Problem to solve:
Retype the whole listing, character for character.
Content starts
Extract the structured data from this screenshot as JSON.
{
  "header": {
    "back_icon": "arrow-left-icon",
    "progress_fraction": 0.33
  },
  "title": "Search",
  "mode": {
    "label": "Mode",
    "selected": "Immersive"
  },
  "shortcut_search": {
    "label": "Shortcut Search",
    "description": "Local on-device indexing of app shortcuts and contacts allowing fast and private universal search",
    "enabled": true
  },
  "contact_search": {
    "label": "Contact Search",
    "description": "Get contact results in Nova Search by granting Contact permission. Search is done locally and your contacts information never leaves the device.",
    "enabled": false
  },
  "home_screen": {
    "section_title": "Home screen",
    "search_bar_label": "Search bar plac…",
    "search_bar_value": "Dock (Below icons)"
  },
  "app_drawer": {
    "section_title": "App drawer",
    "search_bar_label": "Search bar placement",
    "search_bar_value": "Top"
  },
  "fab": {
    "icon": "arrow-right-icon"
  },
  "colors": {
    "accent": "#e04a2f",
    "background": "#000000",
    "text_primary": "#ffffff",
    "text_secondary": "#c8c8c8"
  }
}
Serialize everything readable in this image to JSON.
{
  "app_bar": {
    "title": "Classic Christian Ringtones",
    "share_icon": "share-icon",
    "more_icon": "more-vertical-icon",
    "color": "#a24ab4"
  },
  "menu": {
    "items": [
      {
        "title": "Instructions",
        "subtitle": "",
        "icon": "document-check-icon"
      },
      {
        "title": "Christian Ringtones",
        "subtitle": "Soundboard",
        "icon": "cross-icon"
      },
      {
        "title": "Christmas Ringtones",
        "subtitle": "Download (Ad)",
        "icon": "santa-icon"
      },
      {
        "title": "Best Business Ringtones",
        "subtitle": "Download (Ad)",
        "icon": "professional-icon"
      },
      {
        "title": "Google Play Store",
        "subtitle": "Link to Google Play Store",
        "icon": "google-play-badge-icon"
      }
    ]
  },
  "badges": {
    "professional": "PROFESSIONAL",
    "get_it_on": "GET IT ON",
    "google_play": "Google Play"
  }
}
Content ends
Solution for this problem:
Extract the structured data from this screenshot as JSON.
{
  "header": {
    "back_icon": "arrow-left-icon",
    "progress_fraction": 0.33
  },
  "title": "Search",
  "mode": {
    "label": "Mode",
    "selected": "Immersive"
  },
  "shortcut_search": {
    "label": "Shortcut Search",
    "description": "Local on-device indexing of app shortcuts and contacts allowing fast and private universal search",
    "enabled": true
  },
  "contact_search": {
    "label": "Contact Search",
    "description": "Get contact results in Nova Search by granting Contact permission. Search is done locally and your contacts information never leaves the device.",
    "enabled": false
  },
  "home_screen": {
    "section_title": "Home screen",
    "search_bar_label": "Search bar plac…",
    "search_bar_value": "Dock (Below icons)"
  },
  "app_drawer": {
    "section_title": "App drawer",
    "search_bar_label": "Search bar placement",
    "search_bar_value": "Top"
  },
  "fab": {
    "icon": "arrow-right-icon"
  },
  "colors": {
    "accent": "#e04a2f",
    "background": "#000000",
    "text_primary": "#ffffff",
    "text_secondary": "#c8c8c8"
  }
}
Serialize everything readable in this image to JSON.
{
  "app_bar": {
    "title": "Classic Christian Ringtones",
    "share_icon": "share-icon",
    "more_icon": "more-vertical-icon",
    "color": "#a24ab4"
  },
  "menu": {
    "items": [
      {
        "title": "Instructions",
        "subtitle": "",
        "icon": "document-check-icon"
      },
      {
        "title": "Christian Ringtones",
        "subtitle": "Soundboard",
        "icon": "cross-icon"
      },
      {
        "title": "Christmas Ringtones",
        "subtitle": "Download (Ad)",
        "icon": "santa-icon"
      },
      {
        "title": "Best Business Ringtones",
        "subtitle": "Download (Ad)",
        "icon": "professional-icon"
      },
      {
        "title": "Google Play Store",
        "subtitle": "Link to Google Play Store",
        "icon": "google-play-badge-icon"
      }
    ]
  },
  "badges": {
    "professional": "PROFESSIONAL",
    "get_it_on": "GET IT ON",
    "google_play": "Google Play"
  }
}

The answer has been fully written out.